Why, you ask? Our leader has just married the lovely Desdemona; the most revered and well-to-do woman in the city — happiness abounds! But not with me. For I have been skipped over, forgotten… betrayed. The noble Othello has chosen to promote Michael Cassio as his lieutenant, his right-hand man. Cassio is a “proper man” … with no more experience in the field of battle than a schoolboy! And here I am… stuck in place, in the role of the trusty “ancient” — bid to go on paltry errands. All my many years of service to the Moor thrown out a high window, like unwanted baggage! Fie on him! How dare Othello promote the the beardless Cassio to his lieutenant — the title that was supposed to be MINE! Oh, Othello… you broke my heart. And for that, you will be made to suffer. But, first thing’s first: the Duke of our city says our army must go fight the Turks at sea. And so, off we go to Cyprus, to meet up with our allies in arms!
[IAGO makes to leave–]
RODERIGO (suddenly sighing, from the audience:)
What say’st thou, noble heart?
RODERIGO [approaching IAGO]
What will I do, thinkest thou?
Why, go to bed, and sleep.
I will drown myself.
If thou dost, I shall never love thee after.
Why, thou silly gentleman!
It is silliness to live when to live is torment! What should I do? I confess it is my shame to be so fond of Desdemona; but it is not in my virtue to amend it.
O, villainous Virtue! ’tis in ourselves that we are thus or thus. It is merely a lust of the blood and a permission of the will. Come, be a man. Drown thyself! drown cats and blind puppies. I have professed me thy friend and I confess me knit to thy deserving with cables of perdurable toughness; I could never better stead thee than now. Put money in thy purse; follow thou the wars; defeat thy favour with an usurped beard; I say, put money in thy purse. It cannot be that Desdemona should long continue her love to the Moor,- She must change for youth: When she is sated with his body, she will find the error of her choice: she must have change, she must — thou shalt enjoy her; therefore make money.

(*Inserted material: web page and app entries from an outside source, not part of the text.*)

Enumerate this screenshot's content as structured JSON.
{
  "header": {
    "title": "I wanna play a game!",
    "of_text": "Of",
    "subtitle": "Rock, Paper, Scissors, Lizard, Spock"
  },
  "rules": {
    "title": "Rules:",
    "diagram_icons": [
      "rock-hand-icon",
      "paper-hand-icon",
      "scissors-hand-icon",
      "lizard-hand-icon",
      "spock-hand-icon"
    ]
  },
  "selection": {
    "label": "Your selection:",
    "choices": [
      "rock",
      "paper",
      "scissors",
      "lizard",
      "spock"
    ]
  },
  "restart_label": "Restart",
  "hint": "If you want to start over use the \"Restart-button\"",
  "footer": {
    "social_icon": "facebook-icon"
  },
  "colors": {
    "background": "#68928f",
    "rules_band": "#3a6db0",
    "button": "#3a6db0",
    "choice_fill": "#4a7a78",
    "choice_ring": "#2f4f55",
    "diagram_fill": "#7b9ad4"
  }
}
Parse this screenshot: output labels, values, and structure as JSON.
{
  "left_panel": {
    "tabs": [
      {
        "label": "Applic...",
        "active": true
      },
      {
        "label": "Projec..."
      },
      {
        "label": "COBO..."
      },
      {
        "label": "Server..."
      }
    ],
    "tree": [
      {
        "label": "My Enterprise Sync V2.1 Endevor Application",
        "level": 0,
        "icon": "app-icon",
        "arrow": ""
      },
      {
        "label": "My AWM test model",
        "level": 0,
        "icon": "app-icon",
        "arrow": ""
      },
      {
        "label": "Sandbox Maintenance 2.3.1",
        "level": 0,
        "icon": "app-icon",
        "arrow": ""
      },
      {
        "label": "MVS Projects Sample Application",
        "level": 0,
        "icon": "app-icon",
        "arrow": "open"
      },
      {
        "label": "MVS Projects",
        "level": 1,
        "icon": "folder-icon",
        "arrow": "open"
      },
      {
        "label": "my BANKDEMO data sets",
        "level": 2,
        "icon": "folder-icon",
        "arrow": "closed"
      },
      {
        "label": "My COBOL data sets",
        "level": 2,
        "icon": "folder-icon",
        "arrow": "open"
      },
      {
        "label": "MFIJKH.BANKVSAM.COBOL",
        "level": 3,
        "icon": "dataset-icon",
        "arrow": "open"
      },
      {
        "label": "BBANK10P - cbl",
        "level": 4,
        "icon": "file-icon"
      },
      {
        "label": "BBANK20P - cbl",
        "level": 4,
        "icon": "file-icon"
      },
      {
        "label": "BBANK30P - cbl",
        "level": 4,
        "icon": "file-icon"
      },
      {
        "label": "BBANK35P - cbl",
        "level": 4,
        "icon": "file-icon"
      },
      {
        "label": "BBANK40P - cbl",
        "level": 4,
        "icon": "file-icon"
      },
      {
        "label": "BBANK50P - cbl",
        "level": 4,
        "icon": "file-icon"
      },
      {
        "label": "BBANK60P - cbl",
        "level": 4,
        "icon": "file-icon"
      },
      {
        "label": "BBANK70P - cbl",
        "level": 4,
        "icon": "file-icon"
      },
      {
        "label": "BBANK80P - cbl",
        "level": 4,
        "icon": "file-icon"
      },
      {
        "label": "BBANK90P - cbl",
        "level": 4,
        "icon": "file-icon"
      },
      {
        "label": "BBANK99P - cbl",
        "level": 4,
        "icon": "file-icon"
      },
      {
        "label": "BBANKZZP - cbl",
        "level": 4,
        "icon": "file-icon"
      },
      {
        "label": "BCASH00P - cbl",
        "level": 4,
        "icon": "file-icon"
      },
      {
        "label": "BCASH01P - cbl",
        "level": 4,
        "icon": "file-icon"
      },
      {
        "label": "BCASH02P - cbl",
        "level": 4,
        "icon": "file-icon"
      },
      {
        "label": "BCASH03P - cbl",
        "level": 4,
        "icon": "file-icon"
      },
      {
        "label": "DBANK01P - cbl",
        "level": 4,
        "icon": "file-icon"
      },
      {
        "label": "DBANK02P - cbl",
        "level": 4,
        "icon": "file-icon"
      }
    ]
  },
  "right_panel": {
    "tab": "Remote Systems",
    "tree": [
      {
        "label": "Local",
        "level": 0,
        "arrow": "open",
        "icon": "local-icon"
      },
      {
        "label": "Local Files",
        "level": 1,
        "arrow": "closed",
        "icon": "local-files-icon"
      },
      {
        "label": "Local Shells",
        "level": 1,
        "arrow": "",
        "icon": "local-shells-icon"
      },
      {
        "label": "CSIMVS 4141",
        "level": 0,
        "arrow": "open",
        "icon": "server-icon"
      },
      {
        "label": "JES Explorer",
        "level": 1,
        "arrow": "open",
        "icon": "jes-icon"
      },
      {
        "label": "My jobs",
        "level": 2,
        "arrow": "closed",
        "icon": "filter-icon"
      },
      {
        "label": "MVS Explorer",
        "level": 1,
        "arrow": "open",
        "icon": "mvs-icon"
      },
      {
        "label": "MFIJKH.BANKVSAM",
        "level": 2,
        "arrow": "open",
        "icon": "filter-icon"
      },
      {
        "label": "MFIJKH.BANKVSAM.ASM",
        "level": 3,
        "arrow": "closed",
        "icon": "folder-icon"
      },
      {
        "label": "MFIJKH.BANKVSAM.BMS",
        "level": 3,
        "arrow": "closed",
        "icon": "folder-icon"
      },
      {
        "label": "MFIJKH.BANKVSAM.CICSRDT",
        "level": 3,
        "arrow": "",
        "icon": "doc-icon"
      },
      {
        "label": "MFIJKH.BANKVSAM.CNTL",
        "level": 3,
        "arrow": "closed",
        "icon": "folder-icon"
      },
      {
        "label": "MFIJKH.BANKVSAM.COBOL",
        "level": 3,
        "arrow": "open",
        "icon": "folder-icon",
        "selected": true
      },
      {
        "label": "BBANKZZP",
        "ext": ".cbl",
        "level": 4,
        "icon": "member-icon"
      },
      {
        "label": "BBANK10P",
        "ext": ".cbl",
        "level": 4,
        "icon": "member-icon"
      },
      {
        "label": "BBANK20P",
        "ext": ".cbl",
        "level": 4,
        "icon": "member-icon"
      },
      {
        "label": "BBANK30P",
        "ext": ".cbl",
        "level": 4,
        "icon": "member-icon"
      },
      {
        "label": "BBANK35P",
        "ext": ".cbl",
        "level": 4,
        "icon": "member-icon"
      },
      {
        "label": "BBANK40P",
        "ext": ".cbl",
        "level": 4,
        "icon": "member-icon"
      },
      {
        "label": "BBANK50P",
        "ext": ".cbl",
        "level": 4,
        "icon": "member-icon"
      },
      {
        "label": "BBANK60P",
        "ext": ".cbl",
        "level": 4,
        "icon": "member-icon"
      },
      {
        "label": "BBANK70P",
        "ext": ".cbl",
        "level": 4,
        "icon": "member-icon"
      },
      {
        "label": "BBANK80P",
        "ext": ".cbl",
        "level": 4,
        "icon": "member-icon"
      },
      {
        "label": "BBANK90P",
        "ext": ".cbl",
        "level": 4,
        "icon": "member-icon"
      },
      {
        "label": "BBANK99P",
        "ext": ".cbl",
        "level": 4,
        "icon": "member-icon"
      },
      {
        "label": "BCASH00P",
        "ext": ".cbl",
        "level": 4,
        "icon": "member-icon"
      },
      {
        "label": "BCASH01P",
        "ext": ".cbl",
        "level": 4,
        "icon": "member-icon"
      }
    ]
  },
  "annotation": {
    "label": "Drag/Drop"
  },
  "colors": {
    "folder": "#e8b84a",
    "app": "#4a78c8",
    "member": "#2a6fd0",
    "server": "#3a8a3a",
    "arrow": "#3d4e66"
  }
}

Wilt thou be fast to my hopes, if I depend on the issue?
Thou art sure of me:-go, make money:-I have told thee often, and I re-tell thee again and again, I hate the Moor: my cause is hearted; thine hath no less reason. Let us be conjunctive in our revenge against him: if thou canst cuckold him, thou dost thyself a pleasure, me a sport. There are many events in the womb of time which will be delivered. Traverse! go, provide thy money. We will have more of this to-morrow. Adieu.